I think the garden scene shows us what can happen when we stray from the simple. Eve gets caught up in the serpent’s slithering—don’t believe what God says, don’t believe that there are restrictions to being human, in fact, don’t believe that you are human. You can be so much more—if you just listen to me.
I think that the story of the garden is a warning—that we cannot evade having conversations with the Serpent. Even in the garden, in Eden, the Serpent is there. How much more will we run into this conversation, in our own minds, with our friends, in our lives. Now I’m going to say something controversial. I’m not sure what happened in the garden was Eve’s fault.
God knew that there was a Serpent lurking around. God knew that there was temptation. Why wasn’t there some training in Serpent foiling? Why didn’t God sit Adam and Eve down and talk about their identity—who they were, and who they weren’t? I see Jesus’ experience in the wilderness as a corrective. Jesus says, “Here is how to deal with the forces that want to strip you of who you are, your true identity. Remember you are a part of a community. Remember you are marked as God’s own. Remember that God is God, and we are not.”
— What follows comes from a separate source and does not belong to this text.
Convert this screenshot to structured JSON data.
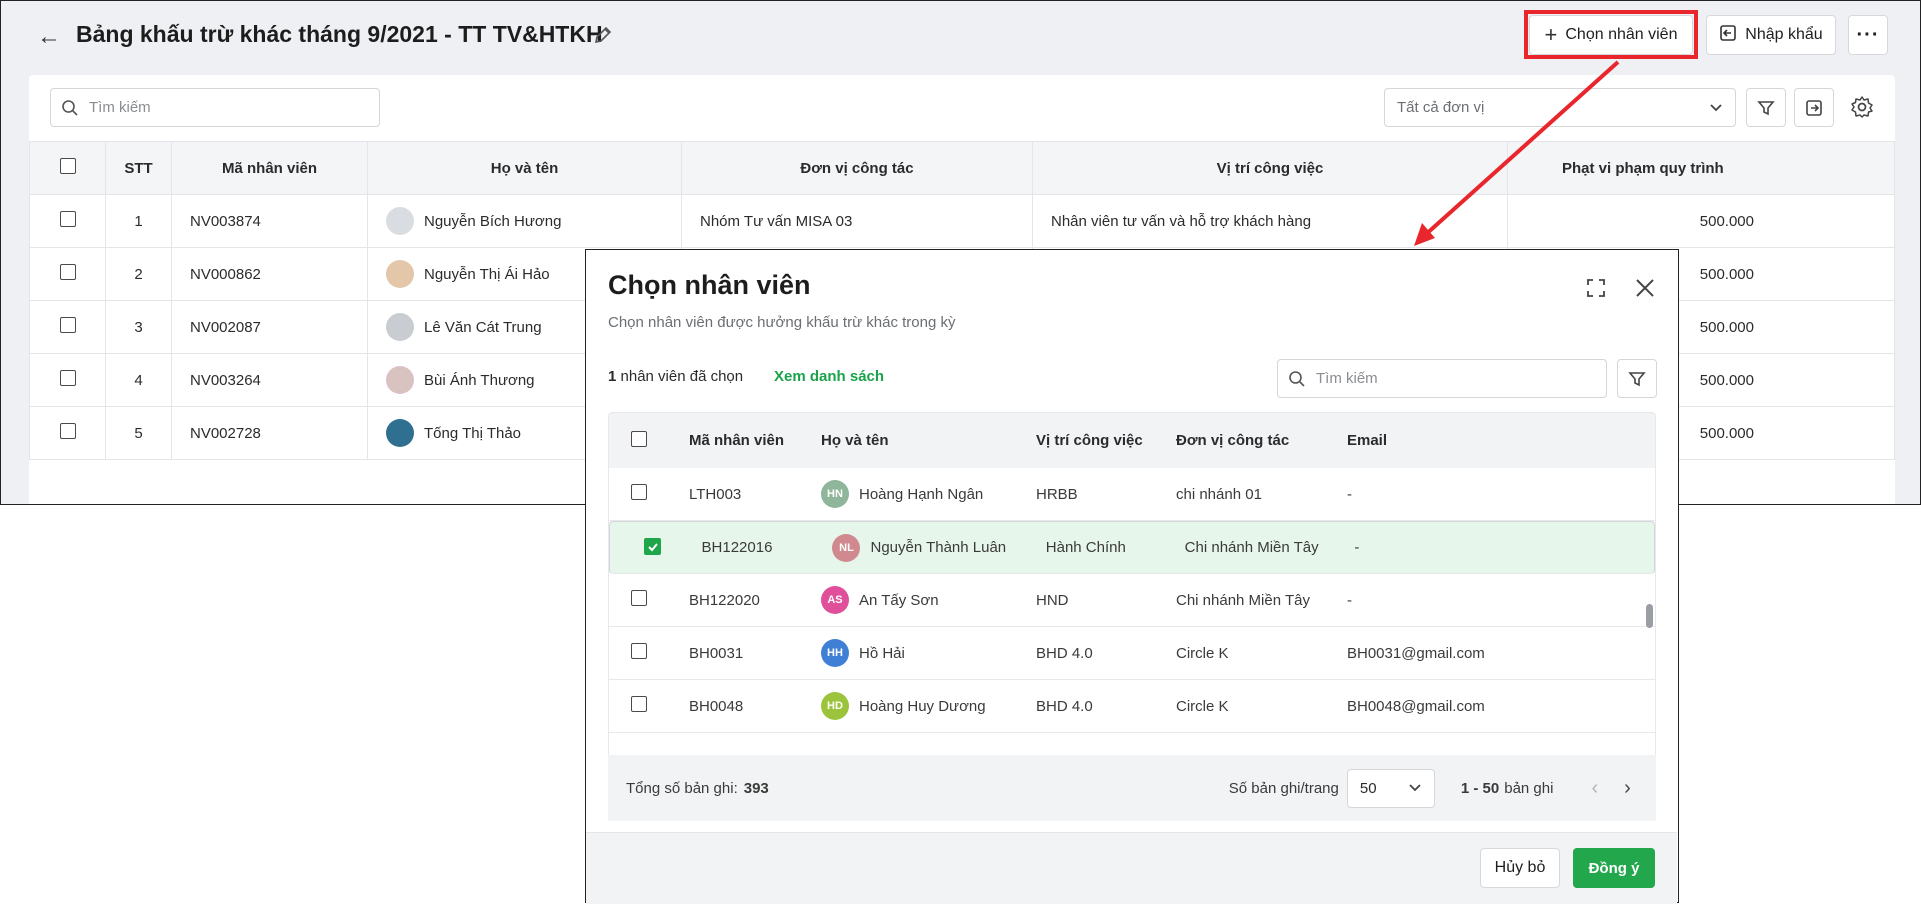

So much of what Jesus and Eve are tempted by could be called hunger. Is that why the temptation is to EAT of something—to try to assuage the emptiness that we sometimes feel inside? Is that why the first avenue of the Tempter is to talk about BREAD? And then, of course, move on to other hungers—to feel important, to be powerful, to be a big fish on the world stage.
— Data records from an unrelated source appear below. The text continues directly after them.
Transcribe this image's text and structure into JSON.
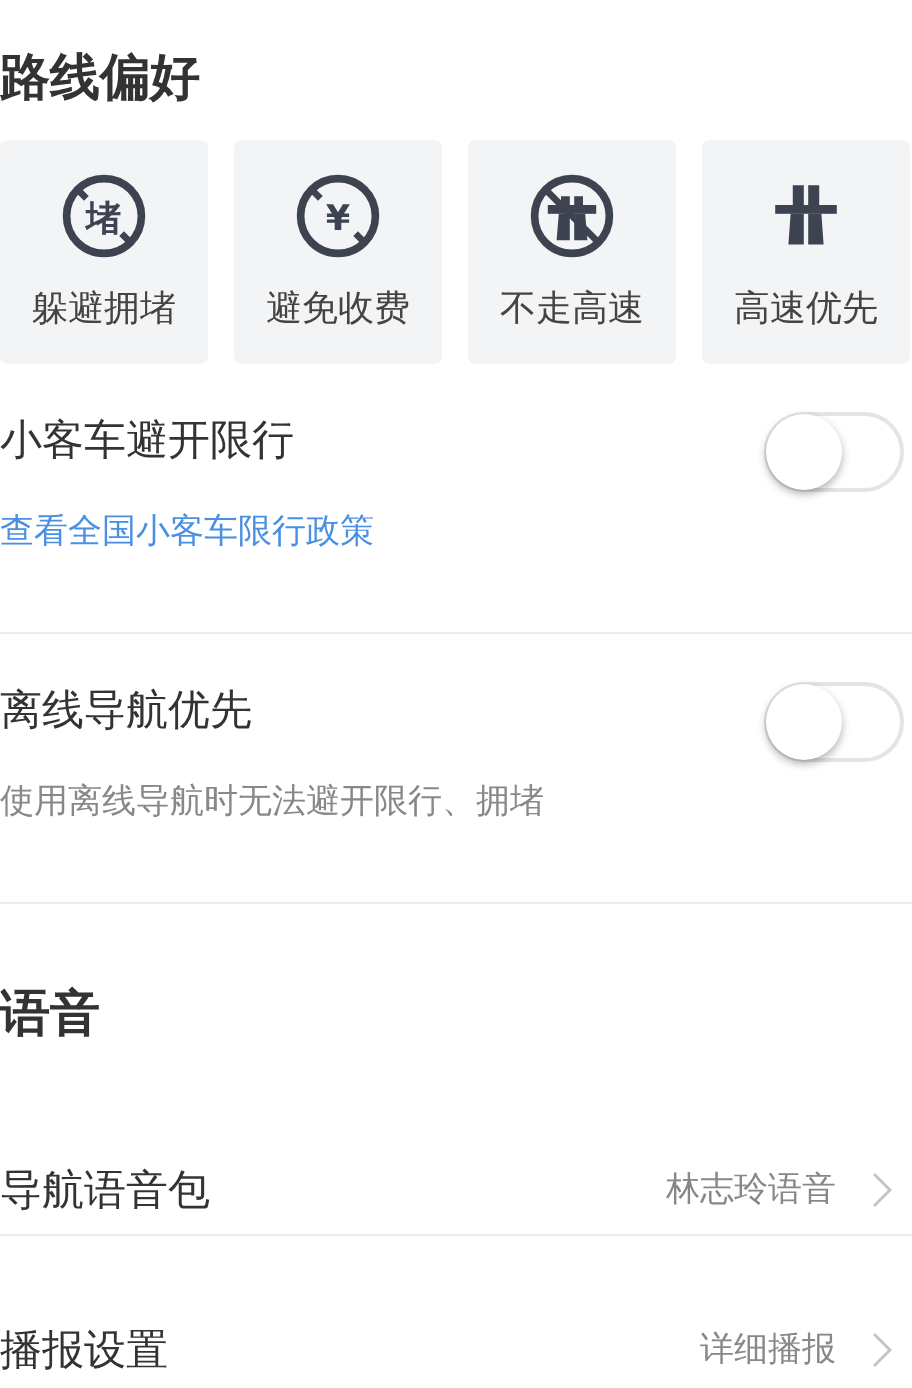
{
  "route_preferences": {
    "title": "路线偏好",
    "options": [
      {
        "kind": "no-jam",
        "glyph": "堵",
        "label": "躲避拥堵"
      },
      {
        "kind": "no-toll",
        "glyph": "¥",
        "label": "避免收费"
      },
      {
        "kind": "no-highway",
        "label": "不走高速"
      },
      {
        "kind": "highway",
        "label": "高速优先"
      }
    ]
  },
  "toggles": [
    {
      "title": "小客车避开限行",
      "subtitle": "查看全国小客车限行政策",
      "subtitle_link": true,
      "on": false
    },
    {
      "title": "离线导航优先",
      "subtitle": "使用离线导航时无法避开限行、拥堵",
      "subtitle_link": false,
      "on": false
    }
  ],
  "voice": {
    "title": "语音",
    "rows": [
      {
        "label": "导航语音包",
        "value": "林志玲语音"
      },
      {
        "label": "播报设置",
        "value": "详细播报"
      }
    ]
  }
}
I think it is interesting that the wilderness story comes after forty days and forty nights (in Biblicalese, a long time) of Jesus fasting. He was hungry, physically, and maybe emotionally and spiritually as well. He was testing himself—can I hold onto who I think I am even in harsh conditions? Can I fight off the temptations of hunger that all humans confront? And since we are told about this meeting (because he could have kept it secret), is there something Jesus is trying to teach us, to school us in how to deal with our own Tempting experiences. Because Jesus didn’t let us know about this so that we could be more impressed (that would be falling into a devil’s lure if I ever saw one!). No, we know about the temptations because they give us a clue as to who this Jesus is—and also, they give us a clue about who we are to be.
If you follow the Lectionary readings, this temptation story is always the reading for the First Sunday of Lent. And Lent is the 40 days and nights (—not counting Sundays) between Ash Wednesday and Easter. Lent has often been a time of giving something up—in fact, I just read an article that “secular Lent” is taking hold—since it’s a good time to get back on your diet “give up sweets,” or it’s a good time to lower your stress “give up some social media.” But this secular “giving up” misses the point. We give up, or add on, in Lent, because we want to test ourselves, just as Jesus tested himself. We give up, or add on, because we want to remind ourselves of the simple bedrocks of our faith—the timeless mantras that we can pull out when we are faced with temptations of our own.
Lent, for religious people, is not a renewed New Year’s resolution, or a way of focusing on ourselves. Lent is something we do in community. Lent is a time when we can look around for the lures of the world that may have seeped into our ways of being. Lent is a time when we address how we face our hungers. As poet Abigail Vazcarra Perez says in the conclusion to her poem titled “Hunger”
The riddle of a famished soul
is solved when there is no desire
to turn stones
to make bread for the mouth
because the vessel held in place by abdomen and omen
with the wine of sunshine poured out to soak the horizon
in its daily lowing glow.
May it be so for us, this Lent.
Amen and Amen.